Source records ::
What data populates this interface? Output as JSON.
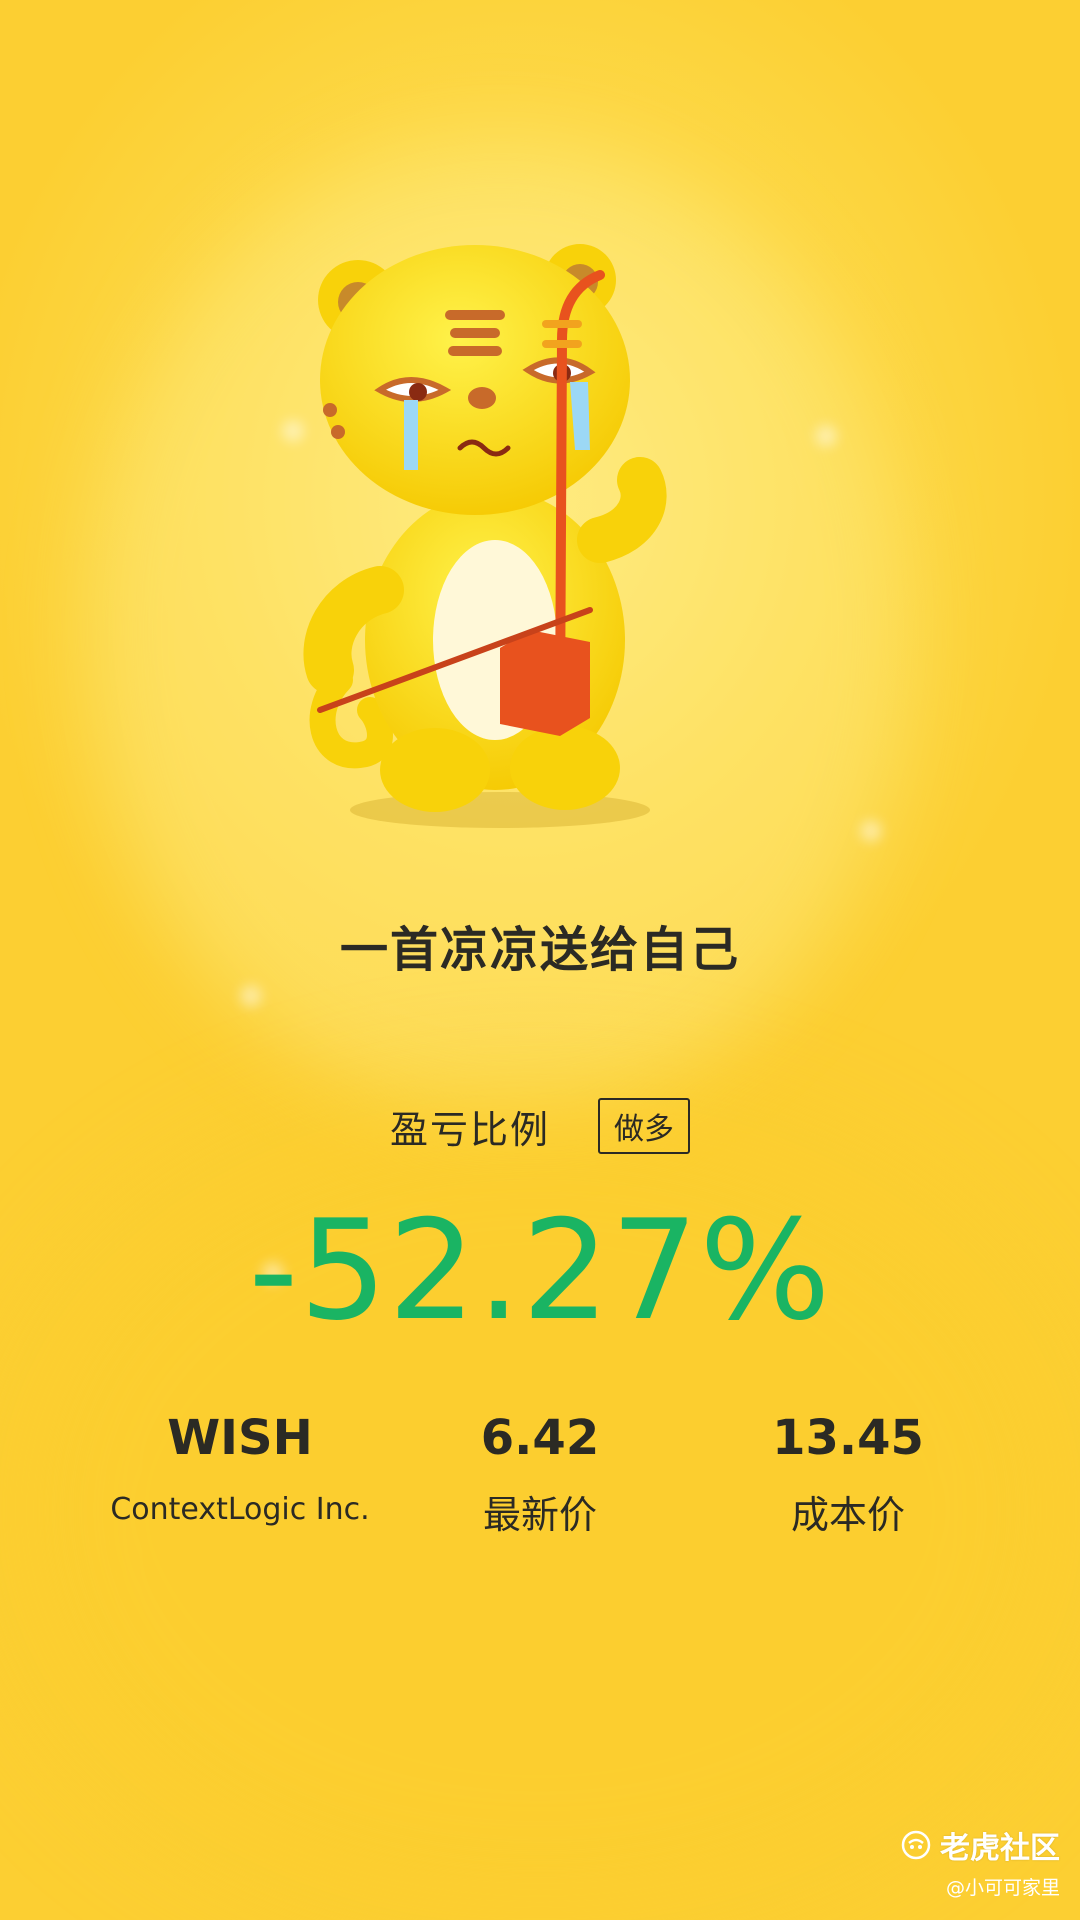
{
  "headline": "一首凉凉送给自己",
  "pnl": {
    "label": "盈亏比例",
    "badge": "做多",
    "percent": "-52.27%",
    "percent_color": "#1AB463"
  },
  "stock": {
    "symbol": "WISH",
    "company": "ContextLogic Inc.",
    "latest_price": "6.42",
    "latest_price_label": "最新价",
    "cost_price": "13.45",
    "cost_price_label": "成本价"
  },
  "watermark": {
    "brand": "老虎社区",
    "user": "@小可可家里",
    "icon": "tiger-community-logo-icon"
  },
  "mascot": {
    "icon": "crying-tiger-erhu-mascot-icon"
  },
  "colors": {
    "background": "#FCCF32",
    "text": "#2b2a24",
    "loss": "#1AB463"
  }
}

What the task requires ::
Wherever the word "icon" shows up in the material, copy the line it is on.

Task result ::
    "icon": "tiger-community-logo-icon"
    "icon": "crying-tiger-erhu-mascot-icon"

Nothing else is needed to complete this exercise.